In my 25 years as a contractor I do not know how many times I was asked this question. The answer is, no. In most cases (especially in non-industrial settings) voltage has zero effect on the cost of electricity used.
We are charged for electricity in kilowatt hours. A kilowatt hour is 1000 watts used over one hour of time. A watt is a measure of the electricity we have used, it is a constant and never changes (for the example of homes and most commercial buildings). We typically only use higher voltages to save money on copper wire. The reason is we measure wire size by amperage. Amperage is determined by wattage / voltage = amps, thus if we want to be able to use smaller (cheaper) wire, we must increase the voltage.
Knowing that wattage is constant and really measures the work performed, we can then know for a fact that in most circumstances (all that relate to homes), voltage will have NO affect on our power bill. Here is a simple example:
Let's say a hotwater heater is 5,000 watts. If we run it on 110 volts it will draw 45.46 amps. A circuit breaker is typically only rated at 80% of it's continuous load (the 5000 watts) so we would be required to install (by code) a 60 amp circuit. Knowing our wire tables a 60 amp circuit requires #4 wire which at the time of this writing was priced at $3.77 per foot. If we wire the same hot water heater at 220 volts we can use a 30 amp circuit and use #10 wire which is priced at 52 cents per foot.

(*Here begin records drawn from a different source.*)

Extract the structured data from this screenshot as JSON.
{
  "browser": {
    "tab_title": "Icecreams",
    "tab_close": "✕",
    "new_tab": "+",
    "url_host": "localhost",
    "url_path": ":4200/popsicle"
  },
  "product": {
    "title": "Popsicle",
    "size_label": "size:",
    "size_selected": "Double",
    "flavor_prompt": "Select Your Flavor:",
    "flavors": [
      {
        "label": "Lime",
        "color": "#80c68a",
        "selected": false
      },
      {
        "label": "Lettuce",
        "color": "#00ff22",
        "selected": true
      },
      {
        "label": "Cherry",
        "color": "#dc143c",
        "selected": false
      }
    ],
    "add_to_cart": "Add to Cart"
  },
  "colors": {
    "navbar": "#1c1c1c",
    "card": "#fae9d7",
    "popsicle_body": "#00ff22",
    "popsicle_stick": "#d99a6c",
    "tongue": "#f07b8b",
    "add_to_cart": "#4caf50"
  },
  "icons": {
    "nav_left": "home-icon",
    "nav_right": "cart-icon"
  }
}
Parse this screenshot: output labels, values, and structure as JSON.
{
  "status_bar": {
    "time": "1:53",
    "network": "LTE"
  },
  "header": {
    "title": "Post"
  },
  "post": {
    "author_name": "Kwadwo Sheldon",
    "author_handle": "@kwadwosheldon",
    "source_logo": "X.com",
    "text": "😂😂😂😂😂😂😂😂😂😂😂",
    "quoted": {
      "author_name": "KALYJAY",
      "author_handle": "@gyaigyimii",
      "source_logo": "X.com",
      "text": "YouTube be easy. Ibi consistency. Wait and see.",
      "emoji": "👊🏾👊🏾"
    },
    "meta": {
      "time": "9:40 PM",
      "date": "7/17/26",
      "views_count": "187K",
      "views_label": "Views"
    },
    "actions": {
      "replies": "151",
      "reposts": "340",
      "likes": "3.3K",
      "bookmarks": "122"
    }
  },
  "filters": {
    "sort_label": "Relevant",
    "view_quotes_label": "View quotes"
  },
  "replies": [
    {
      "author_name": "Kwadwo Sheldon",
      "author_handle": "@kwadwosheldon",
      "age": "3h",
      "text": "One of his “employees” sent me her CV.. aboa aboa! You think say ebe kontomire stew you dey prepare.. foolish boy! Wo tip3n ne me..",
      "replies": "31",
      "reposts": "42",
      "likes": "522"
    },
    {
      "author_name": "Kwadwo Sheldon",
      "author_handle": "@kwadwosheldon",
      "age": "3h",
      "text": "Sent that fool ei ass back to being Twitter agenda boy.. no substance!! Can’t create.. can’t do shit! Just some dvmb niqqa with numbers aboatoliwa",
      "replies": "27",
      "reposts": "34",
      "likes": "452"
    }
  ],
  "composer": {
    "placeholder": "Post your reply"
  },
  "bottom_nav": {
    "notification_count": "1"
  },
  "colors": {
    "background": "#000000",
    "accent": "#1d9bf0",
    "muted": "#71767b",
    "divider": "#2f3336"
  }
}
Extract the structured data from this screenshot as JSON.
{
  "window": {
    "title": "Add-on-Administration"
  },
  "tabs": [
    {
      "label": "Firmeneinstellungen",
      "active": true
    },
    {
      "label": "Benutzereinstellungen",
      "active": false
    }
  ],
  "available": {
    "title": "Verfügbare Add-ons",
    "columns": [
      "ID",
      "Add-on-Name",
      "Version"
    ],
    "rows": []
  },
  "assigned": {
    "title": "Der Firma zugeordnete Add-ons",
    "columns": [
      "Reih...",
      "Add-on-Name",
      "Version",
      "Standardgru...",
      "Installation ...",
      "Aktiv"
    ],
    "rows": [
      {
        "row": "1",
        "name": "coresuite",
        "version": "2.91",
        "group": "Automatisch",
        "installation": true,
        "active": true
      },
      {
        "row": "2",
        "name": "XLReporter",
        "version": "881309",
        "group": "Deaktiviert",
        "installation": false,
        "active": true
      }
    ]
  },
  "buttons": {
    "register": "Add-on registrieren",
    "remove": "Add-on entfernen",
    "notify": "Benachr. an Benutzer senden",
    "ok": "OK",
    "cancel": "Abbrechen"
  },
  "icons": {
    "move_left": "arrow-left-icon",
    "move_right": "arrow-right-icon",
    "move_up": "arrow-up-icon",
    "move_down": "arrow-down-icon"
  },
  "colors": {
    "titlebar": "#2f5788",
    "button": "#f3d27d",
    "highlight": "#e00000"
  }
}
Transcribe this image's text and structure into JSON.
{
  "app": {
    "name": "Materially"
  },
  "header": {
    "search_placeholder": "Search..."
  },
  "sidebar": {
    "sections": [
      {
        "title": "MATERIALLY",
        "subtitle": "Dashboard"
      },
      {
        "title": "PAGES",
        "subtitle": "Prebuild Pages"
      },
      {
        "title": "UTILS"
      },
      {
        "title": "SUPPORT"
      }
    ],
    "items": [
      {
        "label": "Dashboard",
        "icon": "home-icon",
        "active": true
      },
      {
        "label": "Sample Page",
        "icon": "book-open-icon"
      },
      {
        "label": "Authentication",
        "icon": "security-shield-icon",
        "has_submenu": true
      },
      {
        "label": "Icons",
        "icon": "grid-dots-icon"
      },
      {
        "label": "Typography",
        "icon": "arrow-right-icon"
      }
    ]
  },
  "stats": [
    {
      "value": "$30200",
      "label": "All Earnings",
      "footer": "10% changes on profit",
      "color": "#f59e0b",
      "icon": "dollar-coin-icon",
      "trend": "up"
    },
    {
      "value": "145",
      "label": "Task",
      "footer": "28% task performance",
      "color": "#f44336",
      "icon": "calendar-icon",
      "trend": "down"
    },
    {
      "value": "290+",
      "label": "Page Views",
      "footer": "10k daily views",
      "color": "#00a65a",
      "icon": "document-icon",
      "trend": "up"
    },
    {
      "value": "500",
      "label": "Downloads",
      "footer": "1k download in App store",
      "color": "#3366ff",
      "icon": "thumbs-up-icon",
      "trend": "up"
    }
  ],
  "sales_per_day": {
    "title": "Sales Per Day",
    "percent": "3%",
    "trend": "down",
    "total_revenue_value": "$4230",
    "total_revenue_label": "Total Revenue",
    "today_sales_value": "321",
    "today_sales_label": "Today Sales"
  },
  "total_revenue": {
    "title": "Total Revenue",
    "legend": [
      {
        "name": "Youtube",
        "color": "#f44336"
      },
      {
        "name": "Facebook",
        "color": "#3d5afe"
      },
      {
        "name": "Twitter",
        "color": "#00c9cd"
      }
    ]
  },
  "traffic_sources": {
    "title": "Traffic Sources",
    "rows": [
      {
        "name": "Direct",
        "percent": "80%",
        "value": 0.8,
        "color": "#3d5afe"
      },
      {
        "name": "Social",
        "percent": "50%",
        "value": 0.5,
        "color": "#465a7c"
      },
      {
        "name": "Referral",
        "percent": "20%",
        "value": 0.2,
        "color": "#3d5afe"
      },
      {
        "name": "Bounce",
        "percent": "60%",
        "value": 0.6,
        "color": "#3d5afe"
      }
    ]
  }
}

Our wattage never changed but the cost of installation fell dramatically with the higher voltage. The hot wanter heater still uses 5,000 watts no matter what (or 5 kilowatts) which means every hour it is on, it uses 5 kilowatts of power. In my area, we pay around 7 cents per kilowatt so with this hot water heater we would pay about 35 cents per hour of use no matter the voltage.